- [RECORDS SUPPLIED]:
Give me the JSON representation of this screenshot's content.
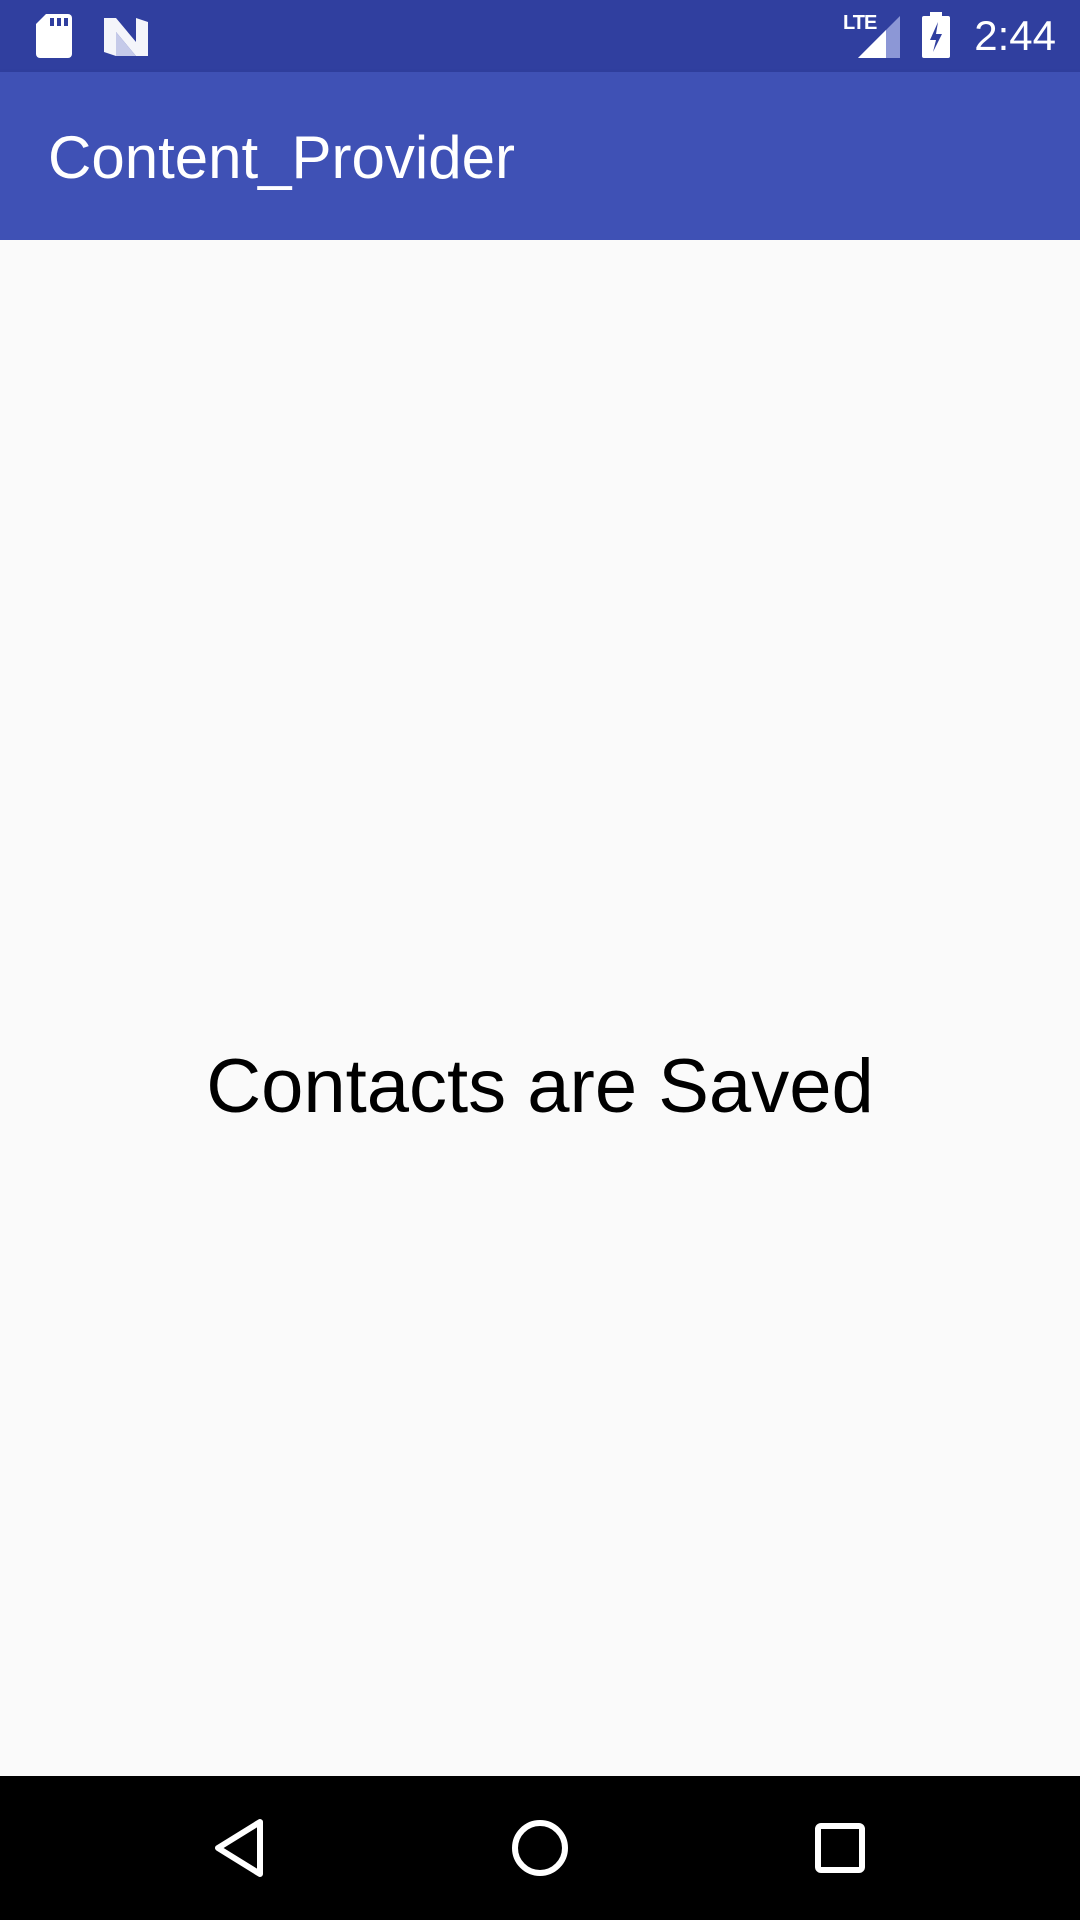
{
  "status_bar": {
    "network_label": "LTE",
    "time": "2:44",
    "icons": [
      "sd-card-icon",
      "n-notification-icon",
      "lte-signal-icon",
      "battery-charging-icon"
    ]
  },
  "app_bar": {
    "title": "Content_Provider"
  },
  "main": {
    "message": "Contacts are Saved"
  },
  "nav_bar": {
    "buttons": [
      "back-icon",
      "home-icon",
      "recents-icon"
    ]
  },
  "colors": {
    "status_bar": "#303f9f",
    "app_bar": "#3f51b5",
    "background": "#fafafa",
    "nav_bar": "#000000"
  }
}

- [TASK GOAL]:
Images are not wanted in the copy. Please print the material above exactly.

- [PROBLEM SOLUTION]:
Give me the JSON representation of this screenshot's content.
{
  "status_bar": {
    "network_label": "LTE",
    "time": "2:44",
    "icons": [
      "sd-card-icon",
      "n-notification-icon",
      "lte-signal-icon",
      "battery-charging-icon"
    ]
  },
  "app_bar": {
    "title": "Content_Provider"
  },
  "main": {
    "message": "Contacts are Saved"
  },
  "nav_bar": {
    "buttons": [
      "back-icon",
      "home-icon",
      "recents-icon"
    ]
  },
  "colors": {
    "status_bar": "#303f9f",
    "app_bar": "#3f51b5",
    "background": "#fafafa",
    "nav_bar": "#000000"
  }
}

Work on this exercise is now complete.